Website and app data records:
********************
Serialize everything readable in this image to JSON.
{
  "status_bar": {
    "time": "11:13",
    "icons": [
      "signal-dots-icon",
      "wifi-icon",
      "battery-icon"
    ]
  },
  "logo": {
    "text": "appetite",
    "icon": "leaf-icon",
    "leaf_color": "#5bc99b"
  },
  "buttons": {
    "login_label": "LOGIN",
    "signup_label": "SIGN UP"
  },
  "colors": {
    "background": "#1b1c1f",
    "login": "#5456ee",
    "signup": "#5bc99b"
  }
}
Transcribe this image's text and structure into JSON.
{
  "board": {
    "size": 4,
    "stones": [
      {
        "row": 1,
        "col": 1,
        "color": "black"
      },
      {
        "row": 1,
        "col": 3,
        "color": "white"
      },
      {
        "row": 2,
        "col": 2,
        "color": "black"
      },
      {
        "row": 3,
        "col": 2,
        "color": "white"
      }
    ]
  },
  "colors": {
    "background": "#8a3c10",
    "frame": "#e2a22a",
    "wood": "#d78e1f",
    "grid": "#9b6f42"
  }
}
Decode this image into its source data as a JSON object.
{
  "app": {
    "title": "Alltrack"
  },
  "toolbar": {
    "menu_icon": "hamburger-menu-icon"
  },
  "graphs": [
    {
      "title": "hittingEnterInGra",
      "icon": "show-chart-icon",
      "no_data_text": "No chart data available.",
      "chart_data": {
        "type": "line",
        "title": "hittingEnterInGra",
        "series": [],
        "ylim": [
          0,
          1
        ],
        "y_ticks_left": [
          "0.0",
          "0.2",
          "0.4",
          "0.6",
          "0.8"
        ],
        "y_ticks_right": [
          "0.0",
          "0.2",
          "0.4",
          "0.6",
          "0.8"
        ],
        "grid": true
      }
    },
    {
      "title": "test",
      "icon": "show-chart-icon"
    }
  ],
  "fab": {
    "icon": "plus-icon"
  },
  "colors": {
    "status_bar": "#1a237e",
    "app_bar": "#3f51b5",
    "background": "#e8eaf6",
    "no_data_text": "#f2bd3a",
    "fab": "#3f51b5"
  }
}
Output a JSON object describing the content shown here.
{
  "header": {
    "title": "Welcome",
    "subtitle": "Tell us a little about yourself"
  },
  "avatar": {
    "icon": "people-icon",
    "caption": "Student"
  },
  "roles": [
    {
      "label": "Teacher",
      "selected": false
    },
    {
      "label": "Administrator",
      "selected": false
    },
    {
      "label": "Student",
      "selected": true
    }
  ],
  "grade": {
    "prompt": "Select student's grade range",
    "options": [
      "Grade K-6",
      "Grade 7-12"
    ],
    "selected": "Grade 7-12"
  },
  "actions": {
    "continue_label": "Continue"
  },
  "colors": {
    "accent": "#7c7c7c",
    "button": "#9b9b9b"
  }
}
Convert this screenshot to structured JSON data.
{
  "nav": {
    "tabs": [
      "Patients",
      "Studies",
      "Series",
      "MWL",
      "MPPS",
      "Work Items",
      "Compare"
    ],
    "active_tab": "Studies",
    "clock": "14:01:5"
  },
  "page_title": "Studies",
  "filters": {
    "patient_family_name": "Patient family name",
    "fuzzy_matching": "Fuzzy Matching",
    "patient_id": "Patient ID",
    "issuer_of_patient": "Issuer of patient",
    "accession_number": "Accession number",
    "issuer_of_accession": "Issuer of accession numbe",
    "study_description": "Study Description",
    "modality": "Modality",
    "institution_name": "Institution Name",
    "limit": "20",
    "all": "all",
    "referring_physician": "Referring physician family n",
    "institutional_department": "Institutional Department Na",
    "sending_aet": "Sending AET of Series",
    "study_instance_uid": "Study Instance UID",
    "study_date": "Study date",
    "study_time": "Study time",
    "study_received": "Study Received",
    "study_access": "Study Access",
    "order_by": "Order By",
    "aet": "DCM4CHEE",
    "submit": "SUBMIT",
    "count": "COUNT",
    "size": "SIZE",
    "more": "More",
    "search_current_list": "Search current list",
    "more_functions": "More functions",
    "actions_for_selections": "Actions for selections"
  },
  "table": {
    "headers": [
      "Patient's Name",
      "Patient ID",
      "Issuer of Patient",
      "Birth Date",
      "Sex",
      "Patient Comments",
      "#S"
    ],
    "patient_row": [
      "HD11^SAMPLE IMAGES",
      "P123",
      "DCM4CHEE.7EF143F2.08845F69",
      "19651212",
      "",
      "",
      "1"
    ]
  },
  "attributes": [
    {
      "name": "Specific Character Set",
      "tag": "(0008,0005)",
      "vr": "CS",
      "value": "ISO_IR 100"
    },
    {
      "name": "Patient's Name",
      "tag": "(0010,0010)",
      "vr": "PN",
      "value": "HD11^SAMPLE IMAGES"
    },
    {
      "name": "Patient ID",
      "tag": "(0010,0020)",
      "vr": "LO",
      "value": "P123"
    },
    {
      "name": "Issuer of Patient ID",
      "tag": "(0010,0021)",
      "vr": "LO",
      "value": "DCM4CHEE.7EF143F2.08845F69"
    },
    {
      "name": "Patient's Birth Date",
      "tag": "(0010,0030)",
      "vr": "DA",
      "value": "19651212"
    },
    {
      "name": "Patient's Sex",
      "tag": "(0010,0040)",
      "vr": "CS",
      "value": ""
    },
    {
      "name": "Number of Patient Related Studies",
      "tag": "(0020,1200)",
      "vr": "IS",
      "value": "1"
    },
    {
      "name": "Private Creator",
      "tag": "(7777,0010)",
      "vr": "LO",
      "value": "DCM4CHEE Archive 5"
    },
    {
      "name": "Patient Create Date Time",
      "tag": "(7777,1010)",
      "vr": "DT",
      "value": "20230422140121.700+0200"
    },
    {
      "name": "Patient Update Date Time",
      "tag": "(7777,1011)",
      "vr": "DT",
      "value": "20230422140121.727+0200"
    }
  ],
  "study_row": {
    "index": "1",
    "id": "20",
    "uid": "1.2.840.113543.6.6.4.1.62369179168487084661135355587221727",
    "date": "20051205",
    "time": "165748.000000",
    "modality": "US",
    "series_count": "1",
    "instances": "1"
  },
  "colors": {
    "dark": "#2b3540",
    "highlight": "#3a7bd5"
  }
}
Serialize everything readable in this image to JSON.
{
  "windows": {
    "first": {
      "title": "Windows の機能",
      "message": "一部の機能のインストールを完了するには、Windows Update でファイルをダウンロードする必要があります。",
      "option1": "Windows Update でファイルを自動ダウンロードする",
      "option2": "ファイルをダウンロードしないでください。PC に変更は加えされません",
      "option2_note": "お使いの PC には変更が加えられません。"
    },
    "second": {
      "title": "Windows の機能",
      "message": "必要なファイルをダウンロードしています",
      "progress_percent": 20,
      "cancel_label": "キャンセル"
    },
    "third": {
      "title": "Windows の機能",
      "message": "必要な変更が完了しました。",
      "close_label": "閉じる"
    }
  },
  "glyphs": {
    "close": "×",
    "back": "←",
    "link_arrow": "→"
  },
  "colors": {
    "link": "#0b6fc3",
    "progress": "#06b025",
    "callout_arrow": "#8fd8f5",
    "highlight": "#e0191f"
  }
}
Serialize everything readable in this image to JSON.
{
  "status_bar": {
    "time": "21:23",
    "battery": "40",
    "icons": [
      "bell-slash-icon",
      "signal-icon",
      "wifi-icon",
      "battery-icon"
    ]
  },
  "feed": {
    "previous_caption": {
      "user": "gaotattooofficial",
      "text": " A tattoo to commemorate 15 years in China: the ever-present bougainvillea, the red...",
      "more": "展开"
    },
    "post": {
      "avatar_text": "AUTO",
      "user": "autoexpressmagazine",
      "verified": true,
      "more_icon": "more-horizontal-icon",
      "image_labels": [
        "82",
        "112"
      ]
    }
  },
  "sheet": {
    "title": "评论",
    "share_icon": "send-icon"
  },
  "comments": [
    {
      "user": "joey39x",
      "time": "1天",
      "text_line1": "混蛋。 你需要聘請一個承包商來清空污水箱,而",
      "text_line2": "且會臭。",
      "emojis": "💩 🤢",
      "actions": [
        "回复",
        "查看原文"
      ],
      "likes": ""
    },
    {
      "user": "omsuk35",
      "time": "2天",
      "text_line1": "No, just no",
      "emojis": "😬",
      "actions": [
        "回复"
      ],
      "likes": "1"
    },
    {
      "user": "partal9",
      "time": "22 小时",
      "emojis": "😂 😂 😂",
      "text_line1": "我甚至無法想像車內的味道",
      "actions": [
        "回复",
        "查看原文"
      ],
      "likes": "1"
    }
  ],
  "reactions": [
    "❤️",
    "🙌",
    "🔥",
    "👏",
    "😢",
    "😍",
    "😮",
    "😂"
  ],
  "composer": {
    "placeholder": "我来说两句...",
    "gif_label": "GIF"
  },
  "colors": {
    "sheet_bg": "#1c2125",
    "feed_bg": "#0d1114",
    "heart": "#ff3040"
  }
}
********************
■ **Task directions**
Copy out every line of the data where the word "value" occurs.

■ **Your solution**
      "value": "ISO_IR 100"
      "value": "HD11^SAMPLE IMAGES"
      "value": "P123"
      "value": "DCM4CHEE.7EF143F2.08845F69"
      "value": "19651212"
      "value": ""
      "value": "1"
      "value": "DCM4CHEE Archive 5"
      "value": "20230422140121.700+0200"
      "value": "20230422140121.727+0200"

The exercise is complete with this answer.